Cat Night Haiku

Halfway to the dawn,
A crunchy sound waking me,
The cats are snacking

Friday, October 05, 2018

The Kiss

Outside my doctor's office

More fun than the elevator

After hosting a webcast for WPTL, I visited my dentist on the 15th floor of the Medical-Dental building. Of course I take the elevator up, but the way down is more fun by the stairs

John Muir Elementary School Yearbook goes home

Back in August, I'm clearing out boxes of stuff and trying to figure out what to do with this yearbook from John Muir Elementary School. Google locates the school is right here in Seattle and its PTA has a Facebook page. I text them offering to mail it to them, they send an address, and away it goes. I have a little more free space, and they have something of historical interest for the students and families. I hope.
They send me this very nice thank you and we're happy all around! Sometimes doing the right thing is fun!

Wednesday, October 03, 2018

What Sky Truth Found

While searching for "before" imagery in Google Earth, we spotted this happy fellow in North Carolina. Let us know in the comments if you can find it!

He Mocked ...

"He mocked Dr. Ford
to distract from the NYT tax fraud story
to distract from Kavanaugh
to distract from Stormy
to distract from Manafort
to distract from the jailed children
to distract from Putin.

He's the living embodiment of the Old Lady Who Swallowed a Fly."

---Randi Mayem Singer

Tuesday, October 02, 2018

Lamb's Ear

Calling all shepherds: does this really look like a lamb's ear? It's a nice bit of contrast in my parking strip, but the name? Bah!

Sunday, September 30, 2018

He saved this poor pelican with his BARE HANDS!

Just across the street

My neighbors have a tree we all enjoy!

Movie Challenge

The Facebook movies challenge is to post a daily image of a movie that affected your life (up to 10 movies) without commentary. I'll put them here as well but with my comments too.

Day 10
"Casablanca" needs no introduction

Day 9
"Wild America" is a fun road trip. To be sure, it was put forth as a vehicle for teenage heartthrobs but seriously, the story is fun!

Day 8
"Hidden Figures" made me look at the Space Race and also computer programming in a whole new way. I had an educated layman's knowledge of both and (apart from Ada Forsyth) had not really thought of the role of race and gender. It struck me that these smart ladies had their career advancement blocked so the space program benefitted from their expertise that in a more free society might have gone elsewhere. They paid the price to get us into space.

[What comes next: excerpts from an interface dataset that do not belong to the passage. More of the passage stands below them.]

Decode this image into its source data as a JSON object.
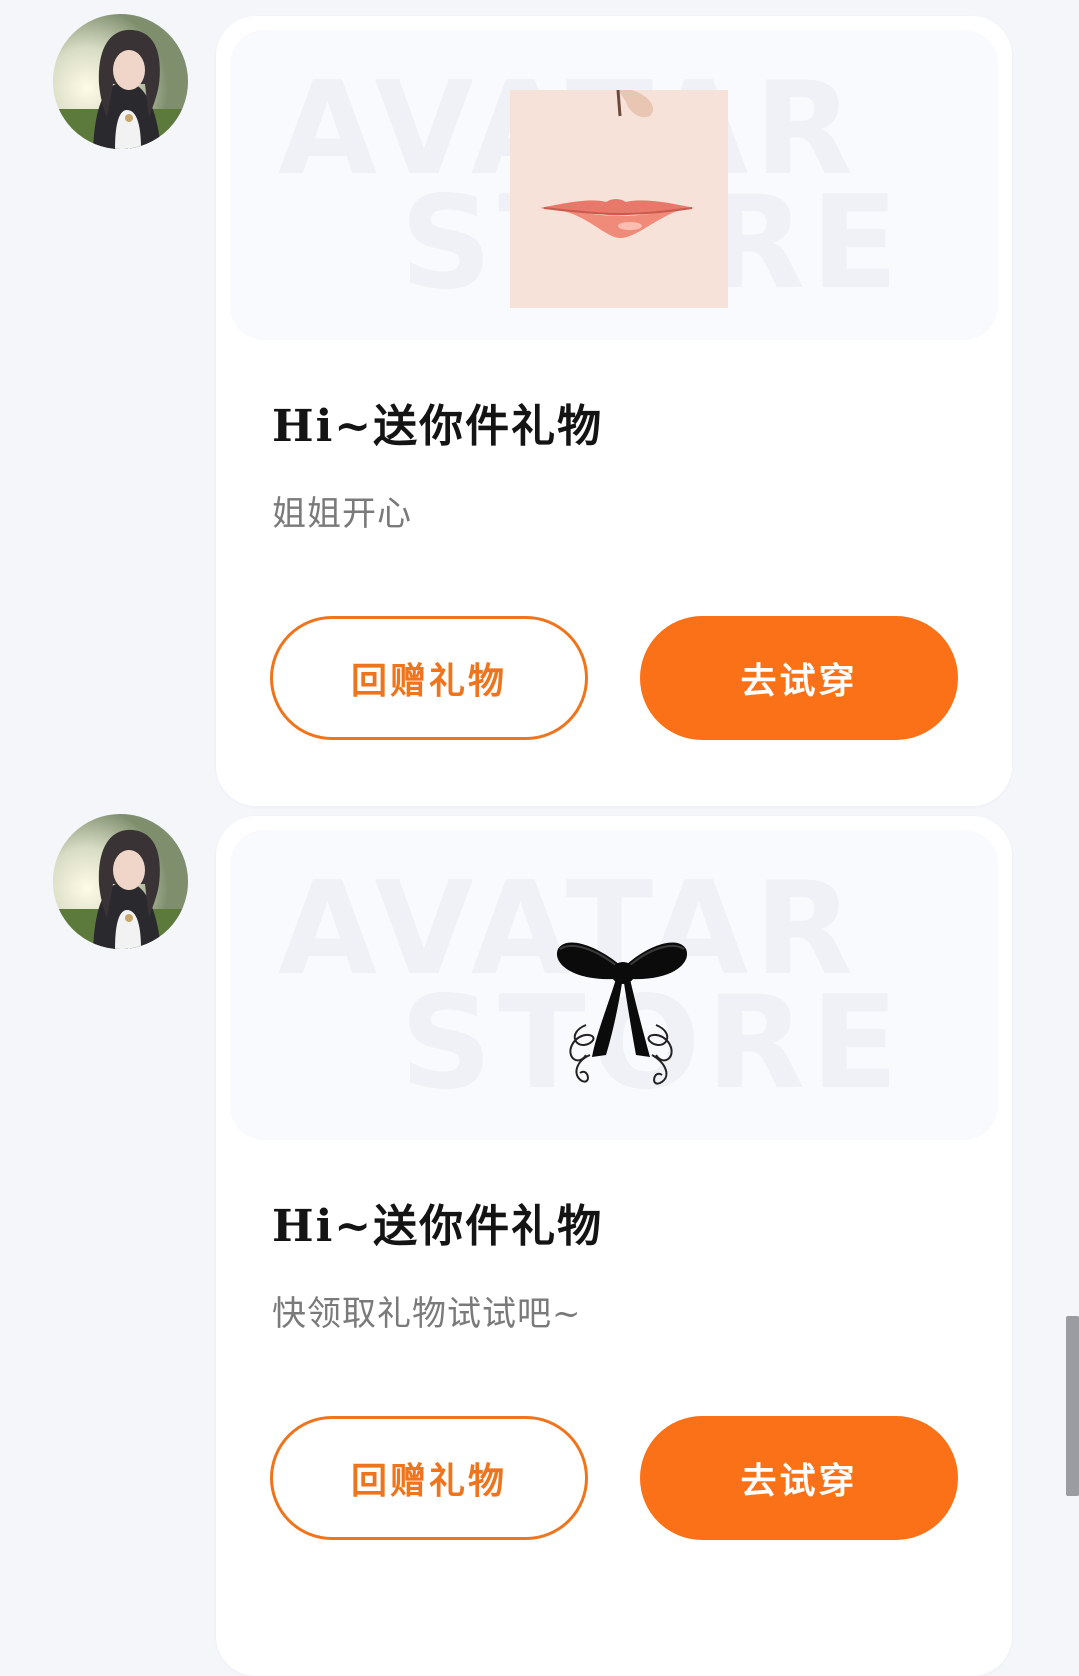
{
  "colors": {
    "accent": "#fa7118",
    "accent_outline": "#f0741b",
    "page_background": "#f4f6fa",
    "card_background": "#ffffff"
  },
  "banner_watermark": {
    "line1": "AVATAR",
    "line2": "STORE"
  },
  "messages": [
    {
      "avatar_icon": "user-avatar-photo",
      "gift_icon": "lips-gift-icon",
      "title": "Hi~送你件礼物",
      "subtitle": "姐姐开心",
      "return_gift_label": "回赠礼物",
      "try_on_label": "去试穿"
    },
    {
      "avatar_icon": "user-avatar-photo",
      "gift_icon": "hair-bow-gift-icon",
      "title": "Hi~送你件礼物",
      "subtitle": "快领取礼物试试吧~",
      "return_gift_label": "回赠礼物",
      "try_on_label": "去试穿"
    }
  ]
}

Day 7 
"The Producers (2005)" is just pure fun. Or maybe not so pure.
I liked the original very much but this is the rare remake that goes beyond.

Day 6
"Blade Runner" is both the best SF and one of the best film noir ever. Why? It's character-driven.
Not until the climax do we realize that we have been cheering for the bad guy all along.
Roy Batty is an escaped slave fighting for his life, and Decker is just a g0d-d@mned slave catcher.
"Tears In Rain" is also awesome poetry.
My law school friend Shiela Kaufold pointed out Hauer also starred in another fantasy involving a bird: "Lady Hawke". 

Day 5
"All About Eve" is witty and fun and a little bit nasty. What people tend to focus on in this film is the crazy witty dialogue ... which is great stuff ... and the main story ... which is a fine story ... but what makes this special to me is Margo Channing thinking it over and deciding that, what the heck, she's in her 40s, no longer the ingenue, and that is o.k. She is going to have a good time being middle aged, and not pretending to be anything else.
That's a lesson we can all use.

Day 4
"Monty Python and the Holy Grail" - I recall the first time I saw this in an East Lansing theater as clearly as yesterday. I changed the way I saw comedy forever.

Day 3
"Apollo 13" is a great movie in its own right, but I especially loved the charge of the engineers: to the rescue! Sometimes you just have to solve a puzzle, no excuses.

Day 2
"The Seven Samurai" - it was hard choosing between this and "The Hidden Fortress" and "Ran", but I went with the one I saw first.

Day 1

"Singing In The Rain" is worth re-watching annually. It just makes you happy. "Make Them Laugh" might be my motto.